(Records for processing)

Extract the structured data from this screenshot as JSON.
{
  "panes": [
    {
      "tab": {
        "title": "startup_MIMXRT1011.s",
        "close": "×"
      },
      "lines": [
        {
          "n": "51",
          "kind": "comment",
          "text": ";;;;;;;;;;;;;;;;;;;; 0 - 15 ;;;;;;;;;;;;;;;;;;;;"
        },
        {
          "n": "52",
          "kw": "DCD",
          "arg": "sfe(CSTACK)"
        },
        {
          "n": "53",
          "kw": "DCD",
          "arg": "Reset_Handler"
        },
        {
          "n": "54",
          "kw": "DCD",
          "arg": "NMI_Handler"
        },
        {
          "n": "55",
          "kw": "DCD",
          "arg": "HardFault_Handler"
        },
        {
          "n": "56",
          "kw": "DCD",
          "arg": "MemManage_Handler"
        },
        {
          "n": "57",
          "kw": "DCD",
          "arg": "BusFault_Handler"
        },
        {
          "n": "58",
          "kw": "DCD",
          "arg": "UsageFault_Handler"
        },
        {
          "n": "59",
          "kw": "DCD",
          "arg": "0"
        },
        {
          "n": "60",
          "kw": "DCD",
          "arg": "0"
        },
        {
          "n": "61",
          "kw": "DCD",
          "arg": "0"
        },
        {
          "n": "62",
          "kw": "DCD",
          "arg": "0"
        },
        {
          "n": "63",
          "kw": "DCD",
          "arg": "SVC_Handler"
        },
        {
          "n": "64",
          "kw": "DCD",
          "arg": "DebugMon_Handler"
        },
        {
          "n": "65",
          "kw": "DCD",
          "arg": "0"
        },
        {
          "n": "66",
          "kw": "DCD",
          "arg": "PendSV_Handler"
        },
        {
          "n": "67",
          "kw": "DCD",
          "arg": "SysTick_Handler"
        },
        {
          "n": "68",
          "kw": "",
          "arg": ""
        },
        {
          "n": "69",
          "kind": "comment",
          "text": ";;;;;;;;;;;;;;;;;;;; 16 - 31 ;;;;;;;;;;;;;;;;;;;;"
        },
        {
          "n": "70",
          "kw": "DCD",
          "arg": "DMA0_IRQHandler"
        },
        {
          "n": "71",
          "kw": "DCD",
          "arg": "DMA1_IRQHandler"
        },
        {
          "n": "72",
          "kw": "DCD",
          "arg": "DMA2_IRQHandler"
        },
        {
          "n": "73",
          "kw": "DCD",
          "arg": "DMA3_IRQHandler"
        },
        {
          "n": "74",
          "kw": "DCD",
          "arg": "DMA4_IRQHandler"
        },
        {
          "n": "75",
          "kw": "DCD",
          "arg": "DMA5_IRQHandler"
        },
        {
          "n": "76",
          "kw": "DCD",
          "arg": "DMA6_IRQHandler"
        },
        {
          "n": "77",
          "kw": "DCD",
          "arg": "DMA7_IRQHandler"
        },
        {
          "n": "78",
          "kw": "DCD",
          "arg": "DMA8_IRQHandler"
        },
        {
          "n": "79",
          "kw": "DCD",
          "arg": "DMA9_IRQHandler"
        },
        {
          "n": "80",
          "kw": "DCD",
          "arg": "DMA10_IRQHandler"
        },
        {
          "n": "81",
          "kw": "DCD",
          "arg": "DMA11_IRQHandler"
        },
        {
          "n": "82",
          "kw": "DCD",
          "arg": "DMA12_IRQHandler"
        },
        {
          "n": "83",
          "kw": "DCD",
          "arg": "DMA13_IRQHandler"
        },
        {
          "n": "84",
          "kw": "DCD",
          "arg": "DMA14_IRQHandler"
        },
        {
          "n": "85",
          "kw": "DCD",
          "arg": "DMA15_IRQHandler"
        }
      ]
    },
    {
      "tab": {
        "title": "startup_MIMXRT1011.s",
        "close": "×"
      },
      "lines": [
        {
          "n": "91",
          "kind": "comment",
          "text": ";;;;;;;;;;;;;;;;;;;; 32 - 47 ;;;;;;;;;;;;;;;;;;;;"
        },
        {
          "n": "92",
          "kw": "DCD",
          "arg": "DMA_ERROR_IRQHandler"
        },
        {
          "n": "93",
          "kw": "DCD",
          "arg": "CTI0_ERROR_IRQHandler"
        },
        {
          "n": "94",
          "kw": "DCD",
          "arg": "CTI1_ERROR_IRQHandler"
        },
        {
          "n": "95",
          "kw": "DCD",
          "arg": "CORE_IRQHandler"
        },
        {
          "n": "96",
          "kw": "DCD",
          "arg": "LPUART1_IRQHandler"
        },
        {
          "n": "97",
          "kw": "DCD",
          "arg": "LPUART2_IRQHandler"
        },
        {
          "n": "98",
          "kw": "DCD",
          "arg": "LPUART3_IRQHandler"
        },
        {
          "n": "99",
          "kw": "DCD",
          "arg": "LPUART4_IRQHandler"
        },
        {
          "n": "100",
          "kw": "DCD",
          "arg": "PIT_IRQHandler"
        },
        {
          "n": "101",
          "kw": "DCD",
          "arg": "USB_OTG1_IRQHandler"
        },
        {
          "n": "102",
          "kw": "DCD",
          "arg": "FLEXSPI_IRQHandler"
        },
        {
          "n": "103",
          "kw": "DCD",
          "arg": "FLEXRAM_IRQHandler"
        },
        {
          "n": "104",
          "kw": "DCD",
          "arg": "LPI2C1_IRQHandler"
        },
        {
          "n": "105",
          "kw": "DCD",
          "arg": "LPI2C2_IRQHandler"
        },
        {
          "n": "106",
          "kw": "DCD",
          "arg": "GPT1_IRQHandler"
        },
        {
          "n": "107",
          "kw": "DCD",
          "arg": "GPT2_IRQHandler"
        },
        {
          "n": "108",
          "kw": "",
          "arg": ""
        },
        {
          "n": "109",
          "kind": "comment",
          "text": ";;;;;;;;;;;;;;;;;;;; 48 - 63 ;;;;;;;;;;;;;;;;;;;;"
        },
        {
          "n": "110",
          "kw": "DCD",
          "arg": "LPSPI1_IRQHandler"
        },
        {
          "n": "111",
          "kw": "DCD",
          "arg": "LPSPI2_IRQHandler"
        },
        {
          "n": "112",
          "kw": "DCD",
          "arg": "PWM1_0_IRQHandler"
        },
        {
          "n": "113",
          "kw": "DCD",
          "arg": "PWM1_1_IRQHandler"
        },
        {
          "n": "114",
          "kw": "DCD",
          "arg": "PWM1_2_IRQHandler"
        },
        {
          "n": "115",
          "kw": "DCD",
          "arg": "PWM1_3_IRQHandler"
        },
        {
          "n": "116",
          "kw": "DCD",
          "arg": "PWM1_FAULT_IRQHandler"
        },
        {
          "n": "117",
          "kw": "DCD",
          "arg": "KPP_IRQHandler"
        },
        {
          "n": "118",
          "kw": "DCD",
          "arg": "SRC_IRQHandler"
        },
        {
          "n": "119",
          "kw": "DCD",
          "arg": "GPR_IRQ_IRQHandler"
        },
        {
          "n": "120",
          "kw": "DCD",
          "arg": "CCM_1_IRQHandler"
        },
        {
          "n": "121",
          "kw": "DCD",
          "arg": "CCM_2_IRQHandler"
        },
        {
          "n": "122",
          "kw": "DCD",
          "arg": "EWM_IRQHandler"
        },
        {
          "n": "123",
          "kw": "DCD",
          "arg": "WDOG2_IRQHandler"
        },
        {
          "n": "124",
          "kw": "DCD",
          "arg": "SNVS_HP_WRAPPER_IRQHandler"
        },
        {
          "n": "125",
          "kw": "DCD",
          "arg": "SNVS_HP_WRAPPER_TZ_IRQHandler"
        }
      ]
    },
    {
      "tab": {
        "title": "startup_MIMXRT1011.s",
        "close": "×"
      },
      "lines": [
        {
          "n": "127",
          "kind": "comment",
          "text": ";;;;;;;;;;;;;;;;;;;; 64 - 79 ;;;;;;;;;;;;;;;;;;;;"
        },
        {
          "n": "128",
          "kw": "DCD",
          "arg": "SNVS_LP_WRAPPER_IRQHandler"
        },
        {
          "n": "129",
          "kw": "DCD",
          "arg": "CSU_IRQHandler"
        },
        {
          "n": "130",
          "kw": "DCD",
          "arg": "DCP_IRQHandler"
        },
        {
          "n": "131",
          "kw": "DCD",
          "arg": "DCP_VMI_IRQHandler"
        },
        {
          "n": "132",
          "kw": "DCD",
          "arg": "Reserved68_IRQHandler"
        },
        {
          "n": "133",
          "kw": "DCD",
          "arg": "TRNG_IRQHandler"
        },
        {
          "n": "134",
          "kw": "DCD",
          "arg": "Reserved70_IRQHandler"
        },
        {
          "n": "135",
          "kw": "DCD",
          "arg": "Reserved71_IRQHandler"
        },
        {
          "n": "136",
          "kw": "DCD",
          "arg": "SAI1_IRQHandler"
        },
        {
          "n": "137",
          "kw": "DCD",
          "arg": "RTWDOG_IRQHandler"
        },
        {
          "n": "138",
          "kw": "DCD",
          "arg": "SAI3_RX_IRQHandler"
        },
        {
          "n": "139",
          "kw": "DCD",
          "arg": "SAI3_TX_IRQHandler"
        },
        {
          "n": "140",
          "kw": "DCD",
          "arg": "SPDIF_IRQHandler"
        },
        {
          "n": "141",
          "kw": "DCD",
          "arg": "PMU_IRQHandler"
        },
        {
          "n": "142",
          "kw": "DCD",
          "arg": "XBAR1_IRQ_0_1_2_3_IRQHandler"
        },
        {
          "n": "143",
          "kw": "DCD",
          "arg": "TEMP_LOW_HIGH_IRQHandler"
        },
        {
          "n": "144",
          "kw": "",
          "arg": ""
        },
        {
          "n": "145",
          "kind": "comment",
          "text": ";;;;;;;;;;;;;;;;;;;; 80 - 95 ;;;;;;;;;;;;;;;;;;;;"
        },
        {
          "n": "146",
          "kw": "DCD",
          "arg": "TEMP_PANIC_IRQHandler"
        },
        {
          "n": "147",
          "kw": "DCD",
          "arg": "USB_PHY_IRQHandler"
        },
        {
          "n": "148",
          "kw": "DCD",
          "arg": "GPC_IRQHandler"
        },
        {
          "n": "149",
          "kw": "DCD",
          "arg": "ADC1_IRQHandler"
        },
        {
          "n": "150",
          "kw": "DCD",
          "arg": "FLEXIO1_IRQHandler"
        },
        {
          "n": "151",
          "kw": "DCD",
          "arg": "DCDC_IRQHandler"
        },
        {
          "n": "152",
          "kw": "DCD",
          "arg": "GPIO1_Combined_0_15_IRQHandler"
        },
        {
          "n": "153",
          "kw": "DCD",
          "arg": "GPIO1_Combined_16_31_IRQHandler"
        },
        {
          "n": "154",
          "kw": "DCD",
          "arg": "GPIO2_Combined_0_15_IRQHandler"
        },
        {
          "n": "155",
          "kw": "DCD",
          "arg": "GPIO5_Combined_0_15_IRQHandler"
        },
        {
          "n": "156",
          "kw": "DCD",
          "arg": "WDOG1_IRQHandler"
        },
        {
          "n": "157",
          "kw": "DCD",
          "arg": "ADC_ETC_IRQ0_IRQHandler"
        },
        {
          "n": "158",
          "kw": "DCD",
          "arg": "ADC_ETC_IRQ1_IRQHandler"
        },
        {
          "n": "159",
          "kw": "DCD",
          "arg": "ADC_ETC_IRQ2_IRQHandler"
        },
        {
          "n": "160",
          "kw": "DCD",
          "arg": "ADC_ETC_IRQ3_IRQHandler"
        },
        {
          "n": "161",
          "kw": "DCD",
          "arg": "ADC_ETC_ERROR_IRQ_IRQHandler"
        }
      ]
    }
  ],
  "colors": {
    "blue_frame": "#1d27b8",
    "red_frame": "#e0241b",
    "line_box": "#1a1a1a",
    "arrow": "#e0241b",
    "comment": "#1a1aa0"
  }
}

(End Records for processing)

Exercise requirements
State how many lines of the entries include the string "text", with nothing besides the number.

Answer section
6